Required action —
Whenever a line below holds the word "this", copy that line.

Records shown —
-=-=-

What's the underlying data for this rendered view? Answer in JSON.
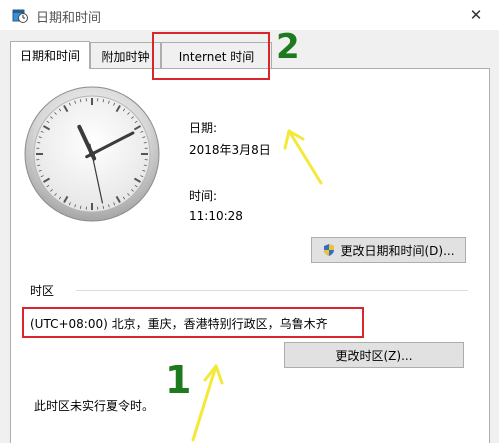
{
  "window": {
    "title": "日期和时间",
    "close_glyph": "✕"
  },
  "tabs": [
    {
      "label": "日期和时间",
      "active": true
    },
    {
      "label": "附加时钟",
      "active": false
    },
    {
      "label": "Internet 时间",
      "active": false
    }
  ],
  "clock": {
    "hour": 11,
    "minute": 10,
    "second": 28
  },
  "date": {
    "label": "日期:",
    "value": "2018年3月8日"
  },
  "time": {
    "label": "时间:",
    "value": "11:10:28"
  },
  "buttons": {
    "change_datetime": "更改日期和时间(D)...",
    "change_timezone": "更改时区(Z)..."
  },
  "timezone": {
    "section_title": "时区",
    "value": "(UTC+08:00) 北京，重庆，香港特别行政区，乌鲁木齐",
    "dst_note": "此时区未实行夏令时。"
  },
  "annotations": {
    "number_1": "1",
    "number_2": "2",
    "highlight_color": "#d9262c",
    "number_color": "#1e7a1e",
    "arrow_color": "#f3e93a"
  },
  "icons": {
    "app": "calendar-clock-icon",
    "shield": "uac-shield-icon",
    "close": "close-icon"
  }
}
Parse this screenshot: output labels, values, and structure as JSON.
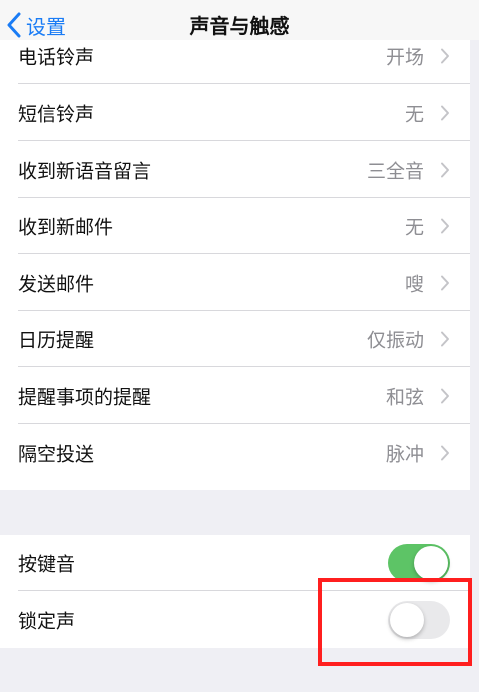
{
  "nav": {
    "back_label": "设置",
    "title": "声音与触感"
  },
  "sounds": [
    {
      "label": "电话铃声",
      "value": "开场"
    },
    {
      "label": "短信铃声",
      "value": "无"
    },
    {
      "label": "收到新语音留言",
      "value": "三全音"
    },
    {
      "label": "收到新邮件",
      "value": "无"
    },
    {
      "label": "发送邮件",
      "value": "嗖"
    },
    {
      "label": "日历提醒",
      "value": "仅振动"
    },
    {
      "label": "提醒事项的提醒",
      "value": "和弦"
    },
    {
      "label": "隔空投送",
      "value": "脉冲"
    }
  ],
  "toggles": [
    {
      "label": "按键音",
      "on": true
    },
    {
      "label": "锁定声",
      "on": false
    }
  ],
  "colors": {
    "accent": "#1a7cf5",
    "toggle_on": "#5dc466",
    "highlight": "#ff1f1f"
  }
}
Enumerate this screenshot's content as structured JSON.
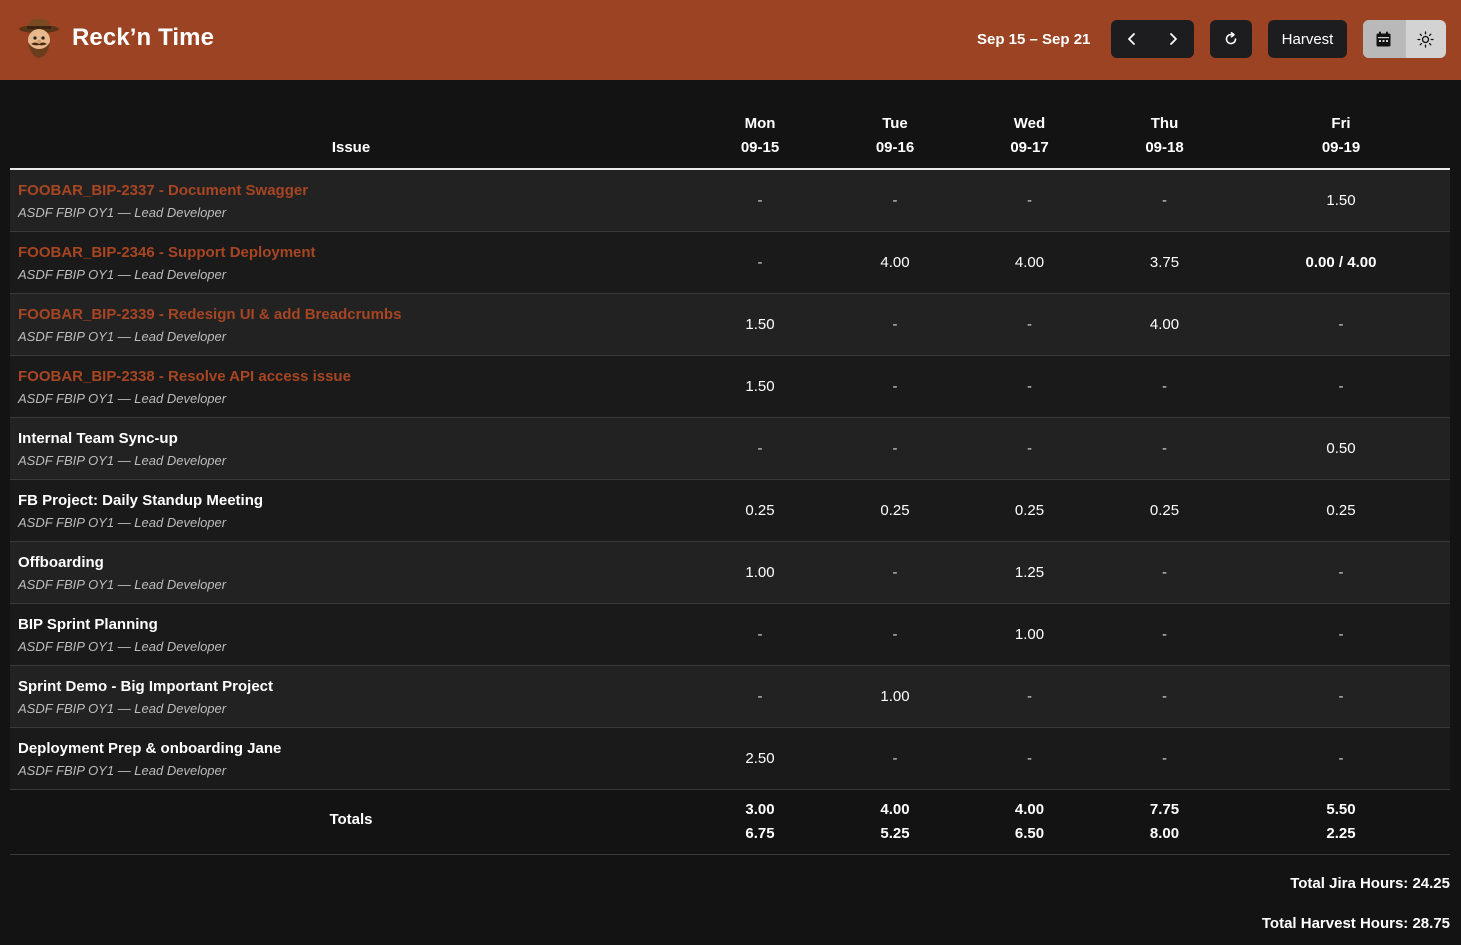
{
  "header": {
    "app_title": "Reck’n Time",
    "week_range": "Sep 15 – Sep 21",
    "harvest_label": "Harvest",
    "icons": {
      "prev": "chevron-left-icon",
      "next": "chevron-right-icon",
      "refresh": "refresh-icon",
      "calendar": "calendar-icon",
      "theme": "sun-icon"
    }
  },
  "colors": {
    "brand": "#9b4322",
    "link": "#a84522",
    "background": "#131313"
  },
  "table": {
    "issue_header": "Issue",
    "days": [
      {
        "name": "Mon",
        "date": "09-15"
      },
      {
        "name": "Tue",
        "date": "09-16"
      },
      {
        "name": "Wed",
        "date": "09-17"
      },
      {
        "name": "Thu",
        "date": "09-18"
      },
      {
        "name": "Fri",
        "date": "09-19"
      }
    ],
    "rows": [
      {
        "title": "FOOBAR_BIP-2337 - Document Swagger",
        "subtitle": "ASDF FBIP OY1 — Lead Developer",
        "values": [
          "-",
          "-",
          "-",
          "-",
          "1.50"
        ]
      },
      {
        "title": "FOOBAR_BIP-2346 - Support Deployment",
        "subtitle": "ASDF FBIP OY1 — Lead Developer",
        "values": [
          "-",
          "4.00",
          "4.00",
          "3.75",
          "0.00 / 4.00"
        ]
      },
      {
        "title": "FOOBAR_BIP-2339 - Redesign UI & add Breadcrumbs",
        "subtitle": "ASDF FBIP OY1 — Lead Developer",
        "values": [
          "1.50",
          "-",
          "-",
          "4.00",
          "-"
        ]
      },
      {
        "title": "FOOBAR_BIP-2338 - Resolve API access issue",
        "subtitle": "ASDF FBIP OY1 — Lead Developer",
        "values": [
          "1.50",
          "-",
          "-",
          "-",
          "-"
        ]
      },
      {
        "title": "Internal Team Sync-up",
        "subtitle": "ASDF FBIP OY1 — Lead Developer",
        "values": [
          "-",
          "-",
          "-",
          "-",
          "0.50"
        ]
      },
      {
        "title": "FB Project: Daily Standup Meeting",
        "subtitle": "ASDF FBIP OY1 — Lead Developer",
        "values": [
          "0.25",
          "0.25",
          "0.25",
          "0.25",
          "0.25"
        ]
      },
      {
        "title": "Offboarding",
        "subtitle": "ASDF FBIP OY1 — Lead Developer",
        "values": [
          "1.00",
          "-",
          "1.25",
          "-",
          "-"
        ]
      },
      {
        "title": "BIP Sprint Planning",
        "subtitle": "ASDF FBIP OY1 — Lead Developer",
        "values": [
          "-",
          "-",
          "1.00",
          "-",
          "-"
        ]
      },
      {
        "title": "Sprint Demo - Big Important Project",
        "subtitle": "ASDF FBIP OY1 — Lead Developer",
        "values": [
          "-",
          "1.00",
          "-",
          "-",
          "-"
        ]
      },
      {
        "title": "Deployment Prep & onboarding Jane",
        "subtitle": "ASDF FBIP OY1 — Lead Developer",
        "values": [
          "2.50",
          "-",
          "-",
          "-",
          "-"
        ]
      }
    ],
    "totals": {
      "label": "Totals",
      "jira": [
        "3.00",
        "4.00",
        "4.00",
        "7.75",
        "5.50"
      ],
      "harvest": [
        "6.75",
        "5.25",
        "6.50",
        "8.00",
        "2.25"
      ]
    }
  },
  "summary": {
    "jira_total": "Total Jira Hours: 24.25",
    "harvest_total": "Total Harvest Hours: 28.75"
  }
}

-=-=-

Response —
What's the underlying data for this rendered view? Answer in JSON.
Parse this screenshot: output labels, values, and structure as JSON.
Enumerate this screenshot's content as structured JSON.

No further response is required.